Through social media I noticed that a woman was recently attacked by a beaut of a leopard in the Matopi campsite in the Kgalagadi Transfrontier Park and there is a bit of a hype amongst campers at the moment. As usual there are a lot of accusations flying around on the how, why, do’s and don’ts. I want to stress that we have camped in the wilderness for the past 20 years and never ever had any incident/accident while camping in an unfenced campsite in Africa. We encountered hyenas skimming our tent in Moremi, a shy leopard watching us from the dark behind our tent in Central Kalahari, elephants stepping over our tent ropes in Mana Pools, hippos grazing on the green grass in front of our tent in Nkasa Rupara and monkeys trying to steal our food In Hwangwe, but nothing turned out as a bad situation.
If you follow some basic rules you will be safe.
The first and foremost rule of thumb is you are in their territory. RESPECT them. You are the visitor in their home.
Wild animals will very seldom just attack you at random. If they do that, they are either provoked, feel threatened, is sick or has completely lost its fear for humans. So, ZIP UP your tent. Always. This is not even negotiable. Sleep with an unzipped tent and you will encounter trouble. Leopards, lions and hyenas are hunters!
It is very tempting to put out bait to have a up close and personal experience. Remember if you do it you create CONSEQUENCES for future visitors to the same spot. This forms an association and expectation of food when it encounters humans and eventually they lose their fear for humans. Trouble.
STOW your food in secure containers in the back of your vehicle. Baboons and monkeys are known for their acute smell and will rip open tents with their capable paws to get to your stash. On various occasions we had to scare away baboons or monkeys from fellow campers’ food stash while they were out on a drive. Why would they hunt if the food storage is easily accessible for them? Lock up. Always.
Do not think if you visit the bush once a year for a week that you are a bush expert! Listen to what weathered, well-travelled and experienced people tell you to do. Guides are trained to know the bush. This was a rare and unfortunate incident that spoiled a dream vacation. Your chances of being hit by a car is bigger than being attacked by a wild animal in the veld. TRUST them.

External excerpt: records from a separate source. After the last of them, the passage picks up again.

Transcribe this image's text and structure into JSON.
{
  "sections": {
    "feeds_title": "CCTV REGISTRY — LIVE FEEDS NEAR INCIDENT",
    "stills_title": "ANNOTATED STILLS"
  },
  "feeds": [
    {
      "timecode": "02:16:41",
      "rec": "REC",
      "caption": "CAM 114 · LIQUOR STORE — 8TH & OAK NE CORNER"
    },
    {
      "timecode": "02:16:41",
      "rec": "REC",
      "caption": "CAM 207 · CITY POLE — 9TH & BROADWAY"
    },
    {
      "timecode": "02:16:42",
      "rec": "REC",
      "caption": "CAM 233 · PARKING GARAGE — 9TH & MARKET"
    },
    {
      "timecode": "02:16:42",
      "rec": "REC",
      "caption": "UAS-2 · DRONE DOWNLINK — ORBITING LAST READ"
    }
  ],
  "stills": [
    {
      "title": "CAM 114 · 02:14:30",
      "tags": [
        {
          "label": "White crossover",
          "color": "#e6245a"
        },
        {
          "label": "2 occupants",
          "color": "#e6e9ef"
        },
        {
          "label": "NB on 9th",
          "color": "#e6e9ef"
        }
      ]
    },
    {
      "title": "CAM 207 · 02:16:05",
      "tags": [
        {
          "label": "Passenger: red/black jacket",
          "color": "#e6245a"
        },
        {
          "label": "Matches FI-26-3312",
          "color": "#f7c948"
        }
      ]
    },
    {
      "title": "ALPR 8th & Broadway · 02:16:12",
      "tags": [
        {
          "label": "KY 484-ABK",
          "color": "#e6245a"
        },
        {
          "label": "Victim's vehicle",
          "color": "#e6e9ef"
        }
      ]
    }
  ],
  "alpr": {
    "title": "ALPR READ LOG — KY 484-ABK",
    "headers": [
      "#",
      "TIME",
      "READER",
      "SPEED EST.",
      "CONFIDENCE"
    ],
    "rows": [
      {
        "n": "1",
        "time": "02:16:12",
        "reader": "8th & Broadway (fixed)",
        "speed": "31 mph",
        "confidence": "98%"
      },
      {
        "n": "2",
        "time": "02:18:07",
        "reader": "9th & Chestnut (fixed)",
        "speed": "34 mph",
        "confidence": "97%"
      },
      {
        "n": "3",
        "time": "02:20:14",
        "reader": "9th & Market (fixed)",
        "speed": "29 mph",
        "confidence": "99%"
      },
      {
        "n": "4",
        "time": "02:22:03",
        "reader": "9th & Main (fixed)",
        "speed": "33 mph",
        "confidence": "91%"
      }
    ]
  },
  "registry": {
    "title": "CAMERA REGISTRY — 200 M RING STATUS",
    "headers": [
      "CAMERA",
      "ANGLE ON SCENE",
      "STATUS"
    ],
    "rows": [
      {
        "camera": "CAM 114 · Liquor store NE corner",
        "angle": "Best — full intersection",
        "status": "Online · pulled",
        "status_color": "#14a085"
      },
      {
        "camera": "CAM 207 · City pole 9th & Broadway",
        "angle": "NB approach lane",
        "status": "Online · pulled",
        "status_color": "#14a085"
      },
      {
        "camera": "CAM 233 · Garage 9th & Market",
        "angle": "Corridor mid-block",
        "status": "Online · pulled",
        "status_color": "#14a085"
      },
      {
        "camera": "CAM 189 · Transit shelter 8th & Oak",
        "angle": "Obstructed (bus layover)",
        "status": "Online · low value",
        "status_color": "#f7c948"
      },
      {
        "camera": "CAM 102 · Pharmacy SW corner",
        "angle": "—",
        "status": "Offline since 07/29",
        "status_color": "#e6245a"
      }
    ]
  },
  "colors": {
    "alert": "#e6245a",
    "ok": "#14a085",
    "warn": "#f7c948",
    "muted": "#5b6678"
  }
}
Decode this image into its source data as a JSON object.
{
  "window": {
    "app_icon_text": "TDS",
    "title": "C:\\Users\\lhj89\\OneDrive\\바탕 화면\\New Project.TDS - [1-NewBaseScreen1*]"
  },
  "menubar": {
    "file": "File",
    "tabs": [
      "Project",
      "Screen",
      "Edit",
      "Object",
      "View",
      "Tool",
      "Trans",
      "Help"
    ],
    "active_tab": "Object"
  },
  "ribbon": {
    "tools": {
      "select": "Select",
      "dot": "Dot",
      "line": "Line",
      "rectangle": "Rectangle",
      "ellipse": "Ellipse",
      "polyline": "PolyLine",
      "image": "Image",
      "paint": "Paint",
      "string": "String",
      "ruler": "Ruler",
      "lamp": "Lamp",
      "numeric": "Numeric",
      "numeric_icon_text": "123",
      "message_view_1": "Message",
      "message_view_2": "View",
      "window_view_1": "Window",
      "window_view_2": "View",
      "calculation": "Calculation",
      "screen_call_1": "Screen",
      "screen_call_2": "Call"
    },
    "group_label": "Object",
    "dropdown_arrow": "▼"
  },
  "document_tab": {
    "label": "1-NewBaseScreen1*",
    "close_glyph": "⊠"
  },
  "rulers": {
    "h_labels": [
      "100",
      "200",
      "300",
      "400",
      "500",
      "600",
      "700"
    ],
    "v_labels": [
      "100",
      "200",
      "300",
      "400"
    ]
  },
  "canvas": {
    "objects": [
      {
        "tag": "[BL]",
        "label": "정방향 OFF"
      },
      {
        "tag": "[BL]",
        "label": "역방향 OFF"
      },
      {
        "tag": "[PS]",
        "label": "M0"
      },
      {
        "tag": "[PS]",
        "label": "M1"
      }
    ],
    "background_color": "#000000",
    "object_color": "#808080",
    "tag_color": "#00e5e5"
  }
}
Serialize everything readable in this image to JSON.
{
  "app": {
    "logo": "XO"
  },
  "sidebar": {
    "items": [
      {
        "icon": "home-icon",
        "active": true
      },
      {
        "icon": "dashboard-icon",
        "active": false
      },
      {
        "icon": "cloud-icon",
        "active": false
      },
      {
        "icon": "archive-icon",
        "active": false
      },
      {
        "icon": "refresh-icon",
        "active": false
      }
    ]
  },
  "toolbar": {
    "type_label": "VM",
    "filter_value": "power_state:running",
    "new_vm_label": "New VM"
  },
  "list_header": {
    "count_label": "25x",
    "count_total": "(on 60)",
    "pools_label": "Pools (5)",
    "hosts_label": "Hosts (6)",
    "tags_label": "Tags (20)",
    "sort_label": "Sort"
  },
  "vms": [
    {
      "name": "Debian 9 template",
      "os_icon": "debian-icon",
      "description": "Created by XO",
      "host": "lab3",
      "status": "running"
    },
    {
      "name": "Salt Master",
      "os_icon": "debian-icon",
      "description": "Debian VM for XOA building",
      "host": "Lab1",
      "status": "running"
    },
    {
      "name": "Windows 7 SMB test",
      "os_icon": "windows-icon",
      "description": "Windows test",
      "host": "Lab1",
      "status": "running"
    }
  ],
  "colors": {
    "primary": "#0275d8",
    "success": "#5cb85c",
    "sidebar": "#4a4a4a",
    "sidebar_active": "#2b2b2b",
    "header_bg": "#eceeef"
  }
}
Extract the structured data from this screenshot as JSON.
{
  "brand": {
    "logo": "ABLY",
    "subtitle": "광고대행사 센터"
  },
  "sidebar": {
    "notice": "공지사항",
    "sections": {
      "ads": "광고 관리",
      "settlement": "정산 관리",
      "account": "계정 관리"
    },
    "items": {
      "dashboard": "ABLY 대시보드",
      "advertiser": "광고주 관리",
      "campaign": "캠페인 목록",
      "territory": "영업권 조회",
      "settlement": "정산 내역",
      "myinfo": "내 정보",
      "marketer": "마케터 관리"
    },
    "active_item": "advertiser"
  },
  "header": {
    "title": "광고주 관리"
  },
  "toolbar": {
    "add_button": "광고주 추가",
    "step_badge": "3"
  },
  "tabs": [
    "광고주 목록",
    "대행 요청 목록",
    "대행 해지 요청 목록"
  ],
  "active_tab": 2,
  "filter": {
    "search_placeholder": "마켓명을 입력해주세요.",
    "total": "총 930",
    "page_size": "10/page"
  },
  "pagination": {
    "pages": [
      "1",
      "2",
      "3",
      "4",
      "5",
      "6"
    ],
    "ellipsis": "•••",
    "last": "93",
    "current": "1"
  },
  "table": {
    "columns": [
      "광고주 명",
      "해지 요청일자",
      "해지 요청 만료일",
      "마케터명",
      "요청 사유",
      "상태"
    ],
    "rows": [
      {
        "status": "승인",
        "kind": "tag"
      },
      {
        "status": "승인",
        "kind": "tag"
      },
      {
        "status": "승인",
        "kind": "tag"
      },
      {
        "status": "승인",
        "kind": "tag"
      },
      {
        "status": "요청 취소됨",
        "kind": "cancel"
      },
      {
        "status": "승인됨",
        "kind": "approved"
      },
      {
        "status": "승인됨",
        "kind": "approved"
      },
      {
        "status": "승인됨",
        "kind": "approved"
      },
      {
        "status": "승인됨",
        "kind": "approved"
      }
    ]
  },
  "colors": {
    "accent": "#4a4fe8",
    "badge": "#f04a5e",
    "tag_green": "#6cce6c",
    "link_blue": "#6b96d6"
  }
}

Regardless of the circumstances surrounding this incident, I wish the lady a speedy recovery as this must have been a horrific experience to her, her family and friends.
“Time camping is not spent; it is invested”